TASK DESCRIPTION
Take each line of the entries below that contains "title" and copy it.

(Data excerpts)
- - - -
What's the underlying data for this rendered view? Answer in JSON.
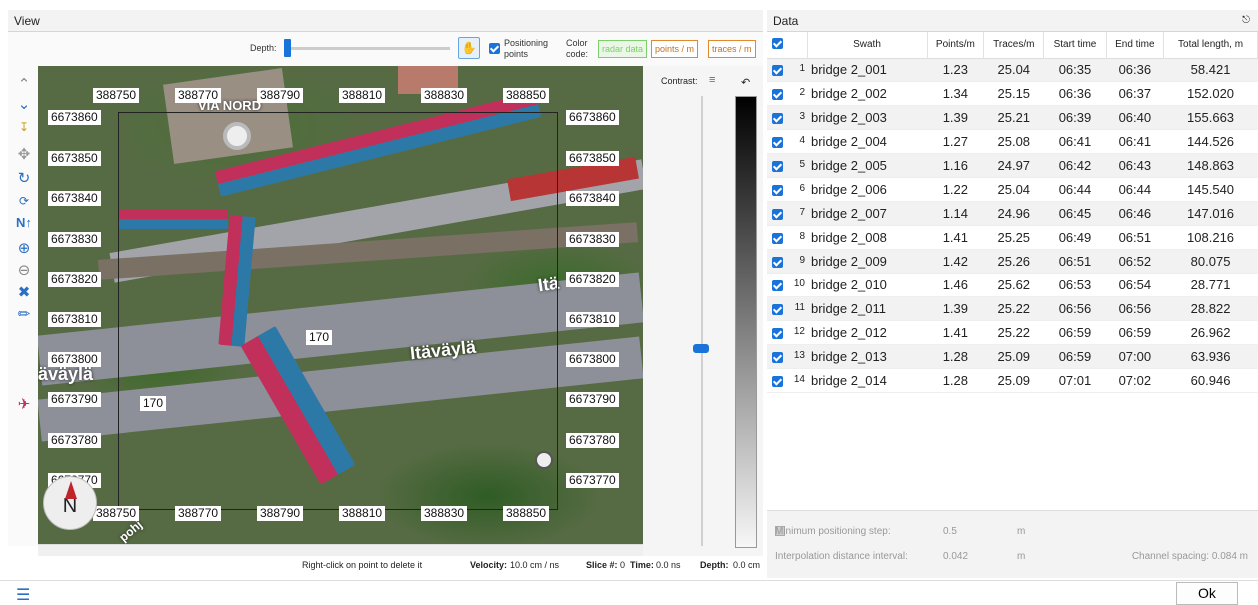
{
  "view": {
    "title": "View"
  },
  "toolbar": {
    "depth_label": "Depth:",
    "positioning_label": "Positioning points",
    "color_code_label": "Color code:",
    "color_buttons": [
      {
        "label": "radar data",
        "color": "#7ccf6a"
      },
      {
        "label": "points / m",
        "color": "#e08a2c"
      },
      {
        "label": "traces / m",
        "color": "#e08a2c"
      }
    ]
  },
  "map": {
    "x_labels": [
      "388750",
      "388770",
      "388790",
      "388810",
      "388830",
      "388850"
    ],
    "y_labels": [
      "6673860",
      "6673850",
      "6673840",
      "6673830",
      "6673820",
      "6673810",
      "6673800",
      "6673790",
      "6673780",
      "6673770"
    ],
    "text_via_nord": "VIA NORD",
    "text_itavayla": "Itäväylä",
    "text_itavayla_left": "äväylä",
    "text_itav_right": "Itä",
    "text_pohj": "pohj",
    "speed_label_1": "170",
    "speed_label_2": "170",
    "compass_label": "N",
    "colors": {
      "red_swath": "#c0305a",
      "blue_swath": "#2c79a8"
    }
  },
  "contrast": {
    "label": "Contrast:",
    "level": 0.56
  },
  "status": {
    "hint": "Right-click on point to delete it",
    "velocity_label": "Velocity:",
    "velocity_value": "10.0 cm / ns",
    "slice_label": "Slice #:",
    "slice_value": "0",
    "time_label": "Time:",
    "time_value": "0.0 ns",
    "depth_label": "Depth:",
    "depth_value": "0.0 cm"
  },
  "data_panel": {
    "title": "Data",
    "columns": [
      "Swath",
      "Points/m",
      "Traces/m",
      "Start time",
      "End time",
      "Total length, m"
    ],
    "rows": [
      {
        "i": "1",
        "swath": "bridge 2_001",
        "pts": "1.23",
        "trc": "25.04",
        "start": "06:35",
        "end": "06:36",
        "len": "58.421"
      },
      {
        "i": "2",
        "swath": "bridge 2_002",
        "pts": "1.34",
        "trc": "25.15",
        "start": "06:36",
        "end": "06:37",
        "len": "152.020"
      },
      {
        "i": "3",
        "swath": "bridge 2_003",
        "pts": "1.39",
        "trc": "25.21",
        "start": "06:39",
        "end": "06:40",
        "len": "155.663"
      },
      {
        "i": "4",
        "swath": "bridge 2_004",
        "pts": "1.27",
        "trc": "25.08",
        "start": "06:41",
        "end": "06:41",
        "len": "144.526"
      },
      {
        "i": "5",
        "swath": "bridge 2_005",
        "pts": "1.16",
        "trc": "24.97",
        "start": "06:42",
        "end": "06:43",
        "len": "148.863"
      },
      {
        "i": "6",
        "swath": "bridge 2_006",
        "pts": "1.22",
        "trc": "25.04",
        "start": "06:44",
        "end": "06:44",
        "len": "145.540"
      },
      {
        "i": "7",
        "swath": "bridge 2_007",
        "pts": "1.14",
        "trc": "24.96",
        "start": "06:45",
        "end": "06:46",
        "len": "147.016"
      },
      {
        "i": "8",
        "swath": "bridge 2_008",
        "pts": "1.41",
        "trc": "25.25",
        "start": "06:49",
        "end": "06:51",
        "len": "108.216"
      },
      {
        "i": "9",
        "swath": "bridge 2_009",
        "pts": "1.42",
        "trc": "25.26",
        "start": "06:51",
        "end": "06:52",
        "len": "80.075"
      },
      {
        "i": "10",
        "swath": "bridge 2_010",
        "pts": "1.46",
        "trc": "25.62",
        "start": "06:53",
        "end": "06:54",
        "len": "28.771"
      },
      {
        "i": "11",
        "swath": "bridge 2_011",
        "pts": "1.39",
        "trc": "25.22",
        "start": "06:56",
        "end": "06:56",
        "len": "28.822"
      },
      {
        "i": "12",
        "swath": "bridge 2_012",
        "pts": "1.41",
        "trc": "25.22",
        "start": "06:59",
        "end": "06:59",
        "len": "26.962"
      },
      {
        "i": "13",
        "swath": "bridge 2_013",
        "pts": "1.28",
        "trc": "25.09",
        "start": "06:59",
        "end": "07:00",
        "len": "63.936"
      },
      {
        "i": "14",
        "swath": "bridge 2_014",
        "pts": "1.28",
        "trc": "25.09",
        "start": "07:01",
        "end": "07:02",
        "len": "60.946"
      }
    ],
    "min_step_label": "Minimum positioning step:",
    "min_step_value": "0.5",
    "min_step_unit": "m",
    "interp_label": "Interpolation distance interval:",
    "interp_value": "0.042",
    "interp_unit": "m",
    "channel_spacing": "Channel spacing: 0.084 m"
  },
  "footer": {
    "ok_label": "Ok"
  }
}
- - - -
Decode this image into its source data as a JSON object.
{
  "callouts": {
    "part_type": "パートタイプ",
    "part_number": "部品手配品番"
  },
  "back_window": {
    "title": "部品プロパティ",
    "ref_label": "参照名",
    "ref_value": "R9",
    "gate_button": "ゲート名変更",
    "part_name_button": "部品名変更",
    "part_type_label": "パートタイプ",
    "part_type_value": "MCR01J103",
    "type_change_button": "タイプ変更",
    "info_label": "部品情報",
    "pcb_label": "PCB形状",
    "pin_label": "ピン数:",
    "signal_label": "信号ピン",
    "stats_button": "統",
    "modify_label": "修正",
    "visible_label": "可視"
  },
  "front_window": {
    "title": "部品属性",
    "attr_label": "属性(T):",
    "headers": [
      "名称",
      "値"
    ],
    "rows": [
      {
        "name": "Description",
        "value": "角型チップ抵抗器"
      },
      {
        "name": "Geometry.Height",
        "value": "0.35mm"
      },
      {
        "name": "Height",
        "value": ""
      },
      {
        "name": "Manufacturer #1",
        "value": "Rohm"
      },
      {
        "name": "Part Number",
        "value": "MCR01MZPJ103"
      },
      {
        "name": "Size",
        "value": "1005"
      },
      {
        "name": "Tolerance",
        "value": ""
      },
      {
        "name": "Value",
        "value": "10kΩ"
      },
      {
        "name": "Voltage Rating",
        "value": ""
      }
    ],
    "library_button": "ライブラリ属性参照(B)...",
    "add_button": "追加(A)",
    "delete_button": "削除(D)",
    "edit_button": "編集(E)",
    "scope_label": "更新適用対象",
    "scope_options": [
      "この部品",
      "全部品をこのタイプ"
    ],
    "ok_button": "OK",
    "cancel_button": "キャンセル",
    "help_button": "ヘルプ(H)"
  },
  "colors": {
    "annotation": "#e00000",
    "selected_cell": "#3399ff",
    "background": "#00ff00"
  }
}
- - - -
FINISHED TASK
    "title": "View"
    "title": "Data",
    "title": "部品プロパティ",
    "title": "部品属性",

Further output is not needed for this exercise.